DATA FOR ANALYSIS START
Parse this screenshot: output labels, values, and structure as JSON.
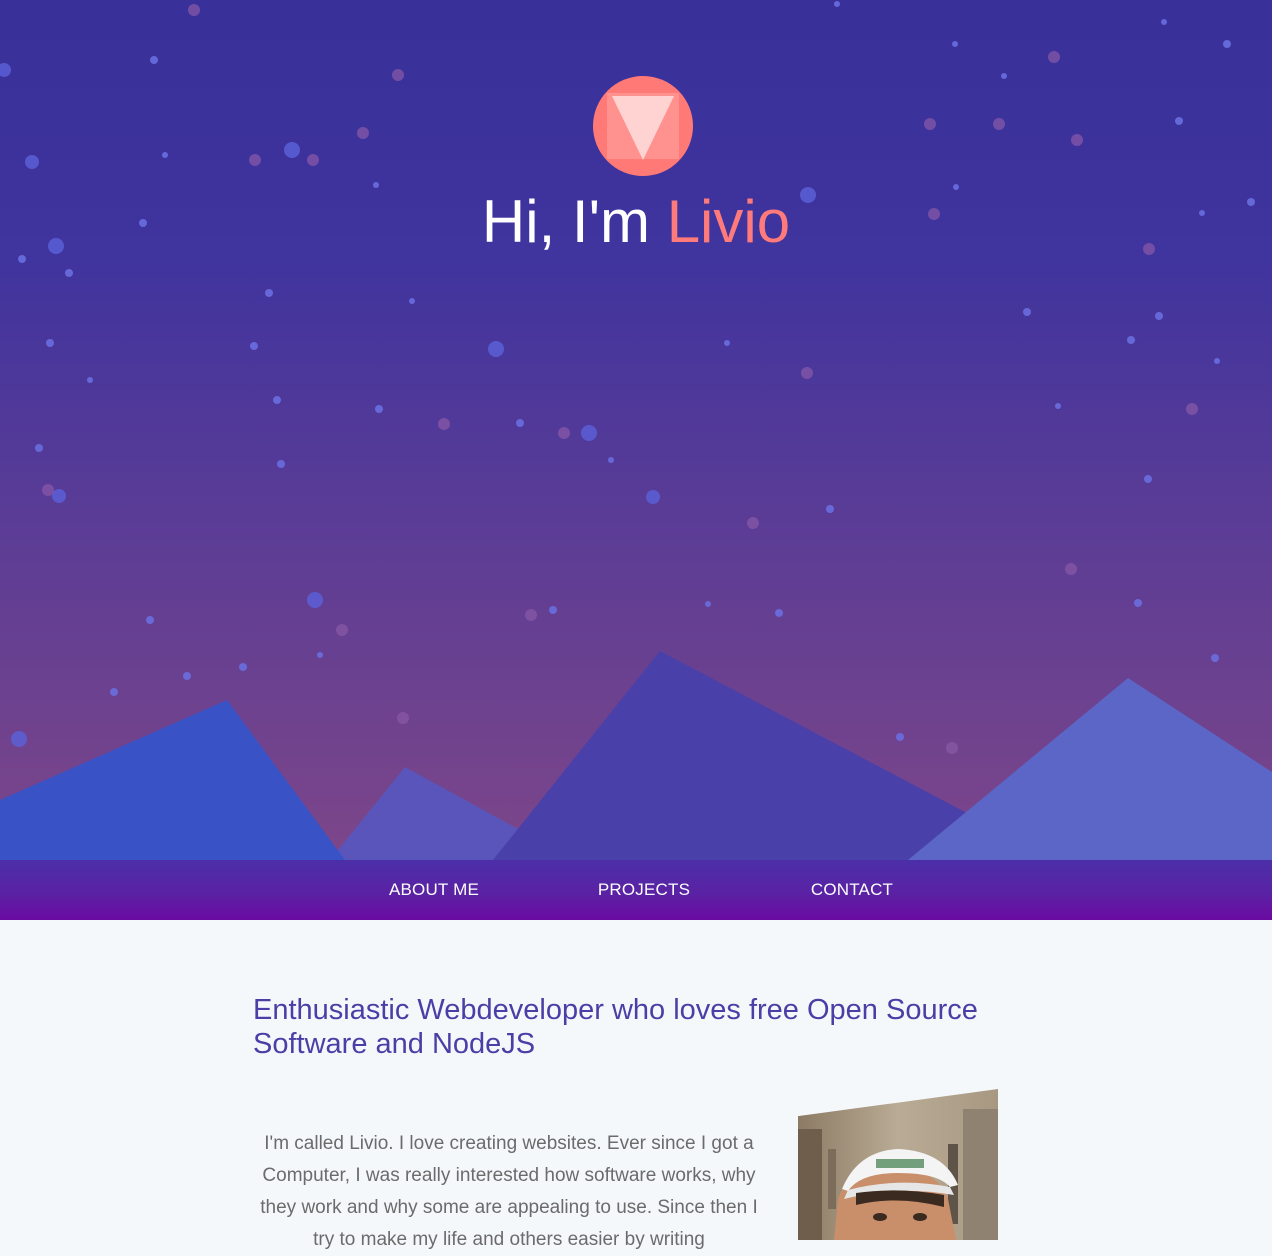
{
  "hero": {
    "logo_icon": "v-triangle-logo-icon",
    "greeting": "Hi, I'm ",
    "name": "Livio",
    "accent_color": "#ff7a7a"
  },
  "nav": {
    "items": [
      {
        "label": "ABOUT ME"
      },
      {
        "label": "PROJECTS"
      },
      {
        "label": "CONTACT"
      }
    ]
  },
  "about": {
    "tagline": "Enthusiastic Webdeveloper who loves free Open Source Software and NodeJS",
    "text": "I'm called Livio. I love creating websites. Ever since I got a Computer, I was really interested how software works, why they work and why some are appealing to use. Since then I try to make my life and others easier by writing",
    "photo": "profile-photo"
  }
}
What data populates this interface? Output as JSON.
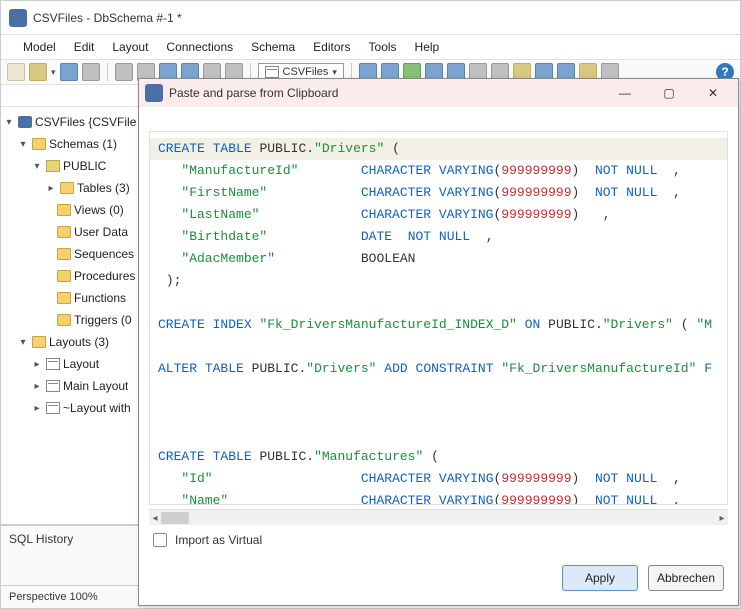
{
  "main": {
    "title": "CSVFiles - DbSchema #-1 *",
    "menu": [
      "Model",
      "Edit",
      "Layout",
      "Connections",
      "Schema",
      "Editors",
      "Tools",
      "Help"
    ],
    "tab": "CSVFiles",
    "help_icon_label": "?"
  },
  "tree": {
    "root": "CSVFiles {CSVFile",
    "schemas": {
      "label": "Schemas (1)"
    },
    "public": {
      "label": "PUBLIC"
    },
    "tables": "Tables (3)",
    "views": "Views (0)",
    "userdata": "User Data",
    "sequences": "Sequences",
    "procedures": "Procedures",
    "functions": "Functions",
    "triggers": "Triggers (0",
    "layouts": {
      "label": "Layouts (3)"
    },
    "layout1": "Layout",
    "layout2": "Main Layout",
    "layout3": "~Layout with"
  },
  "panels": {
    "sql_history": "SQL History",
    "perspective": "Perspective 100%"
  },
  "dialog": {
    "title": "Paste and parse from Clipboard",
    "checkbox": "Import as Virtual",
    "apply": "Apply",
    "cancel": "Abbrechen",
    "code_tokens": [
      [
        [
          "kw",
          "CREATE"
        ],
        [
          "sp",
          " "
        ],
        [
          "kw",
          "TABLE"
        ],
        [
          "sp",
          " "
        ],
        [
          "txt",
          "PUBLIC."
        ],
        [
          "str",
          "\"Drivers\""
        ],
        [
          "sp",
          " "
        ],
        [
          "punct",
          "("
        ]
      ],
      [
        [
          "sp",
          "   "
        ],
        [
          "str",
          "\"ManufactureId\""
        ],
        [
          "pad",
          8
        ],
        [
          "ty",
          "CHARACTER"
        ],
        [
          "sp",
          " "
        ],
        [
          "ty",
          "VARYING"
        ],
        [
          "punct",
          "("
        ],
        [
          "num",
          "999999999"
        ],
        [
          "punct",
          ")"
        ],
        [
          "sp",
          "  "
        ],
        [
          "kw",
          "NOT"
        ],
        [
          "sp",
          " "
        ],
        [
          "kw",
          "NULL"
        ],
        [
          "sp",
          "  "
        ],
        [
          "punct",
          ","
        ]
      ],
      [
        [
          "sp",
          "   "
        ],
        [
          "str",
          "\"FirstName\""
        ],
        [
          "pad",
          12
        ],
        [
          "ty",
          "CHARACTER"
        ],
        [
          "sp",
          " "
        ],
        [
          "ty",
          "VARYING"
        ],
        [
          "punct",
          "("
        ],
        [
          "num",
          "999999999"
        ],
        [
          "punct",
          ")"
        ],
        [
          "sp",
          "  "
        ],
        [
          "kw",
          "NOT"
        ],
        [
          "sp",
          " "
        ],
        [
          "kw",
          "NULL"
        ],
        [
          "sp",
          "  "
        ],
        [
          "punct",
          ","
        ]
      ],
      [
        [
          "sp",
          "   "
        ],
        [
          "str",
          "\"LastName\""
        ],
        [
          "pad",
          13
        ],
        [
          "ty",
          "CHARACTER"
        ],
        [
          "sp",
          " "
        ],
        [
          "ty",
          "VARYING"
        ],
        [
          "punct",
          "("
        ],
        [
          "num",
          "999999999"
        ],
        [
          "punct",
          ")"
        ],
        [
          "sp",
          "   "
        ],
        [
          "punct",
          ","
        ]
      ],
      [
        [
          "sp",
          "   "
        ],
        [
          "str",
          "\"Birthdate\""
        ],
        [
          "pad",
          12
        ],
        [
          "ty",
          "DATE"
        ],
        [
          "sp",
          "  "
        ],
        [
          "kw",
          "NOT"
        ],
        [
          "sp",
          " "
        ],
        [
          "kw",
          "NULL"
        ],
        [
          "sp",
          "  "
        ],
        [
          "punct",
          ","
        ]
      ],
      [
        [
          "sp",
          "   "
        ],
        [
          "str",
          "\"AdacMember\""
        ],
        [
          "pad",
          11
        ],
        [
          "txt",
          "BOOLEAN"
        ]
      ],
      [
        [
          "sp",
          " "
        ],
        [
          "punct",
          ");"
        ]
      ],
      [],
      [
        [
          "kw",
          "CREATE"
        ],
        [
          "sp",
          " "
        ],
        [
          "kw",
          "INDEX"
        ],
        [
          "sp",
          " "
        ],
        [
          "str",
          "\"Fk_DriversManufactureId_INDEX_D\""
        ],
        [
          "sp",
          " "
        ],
        [
          "kw",
          "ON"
        ],
        [
          "sp",
          " "
        ],
        [
          "txt",
          "PUBLIC."
        ],
        [
          "str",
          "\"Drivers\""
        ],
        [
          "sp",
          " "
        ],
        [
          "punct",
          "("
        ],
        [
          "sp",
          " "
        ],
        [
          "str",
          "\"M"
        ]
      ],
      [],
      [
        [
          "kw",
          "ALTER"
        ],
        [
          "sp",
          " "
        ],
        [
          "kw",
          "TABLE"
        ],
        [
          "sp",
          " "
        ],
        [
          "txt",
          "PUBLIC."
        ],
        [
          "str",
          "\"Drivers\""
        ],
        [
          "sp",
          " "
        ],
        [
          "kw",
          "ADD"
        ],
        [
          "sp",
          " "
        ],
        [
          "kw",
          "CONSTRAINT"
        ],
        [
          "sp",
          " "
        ],
        [
          "str",
          "\"Fk_DriversManufactureId\""
        ],
        [
          "sp",
          " "
        ],
        [
          "kw",
          "F"
        ]
      ],
      [],
      [],
      [],
      [
        [
          "kw",
          "CREATE"
        ],
        [
          "sp",
          " "
        ],
        [
          "kw",
          "TABLE"
        ],
        [
          "sp",
          " "
        ],
        [
          "txt",
          "PUBLIC."
        ],
        [
          "str",
          "\"Manufactures\""
        ],
        [
          "sp",
          " "
        ],
        [
          "punct",
          "("
        ]
      ],
      [
        [
          "sp",
          "   "
        ],
        [
          "str",
          "\"Id\""
        ],
        [
          "pad",
          19
        ],
        [
          "ty",
          "CHARACTER"
        ],
        [
          "sp",
          " "
        ],
        [
          "ty",
          "VARYING"
        ],
        [
          "punct",
          "("
        ],
        [
          "num",
          "999999999"
        ],
        [
          "punct",
          ")"
        ],
        [
          "sp",
          "  "
        ],
        [
          "kw",
          "NOT"
        ],
        [
          "sp",
          " "
        ],
        [
          "kw",
          "NULL"
        ],
        [
          "sp",
          "  "
        ],
        [
          "punct",
          ","
        ]
      ],
      [
        [
          "sp",
          "   "
        ],
        [
          "str",
          "\"Name\""
        ],
        [
          "pad",
          17
        ],
        [
          "ty",
          "CHARACTER"
        ],
        [
          "sp",
          " "
        ],
        [
          "ty",
          "VARYING"
        ],
        [
          "punct",
          "("
        ],
        [
          "num",
          "999999999"
        ],
        [
          "punct",
          ")"
        ],
        [
          "sp",
          "  "
        ],
        [
          "kw",
          "NOT"
        ],
        [
          "sp",
          " "
        ],
        [
          "kw",
          "NULL"
        ],
        [
          "sp",
          "  "
        ],
        [
          "punct",
          ","
        ]
      ]
    ]
  }
}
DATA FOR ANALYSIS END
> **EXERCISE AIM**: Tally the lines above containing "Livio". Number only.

> **RESPONSE BELOW**: 2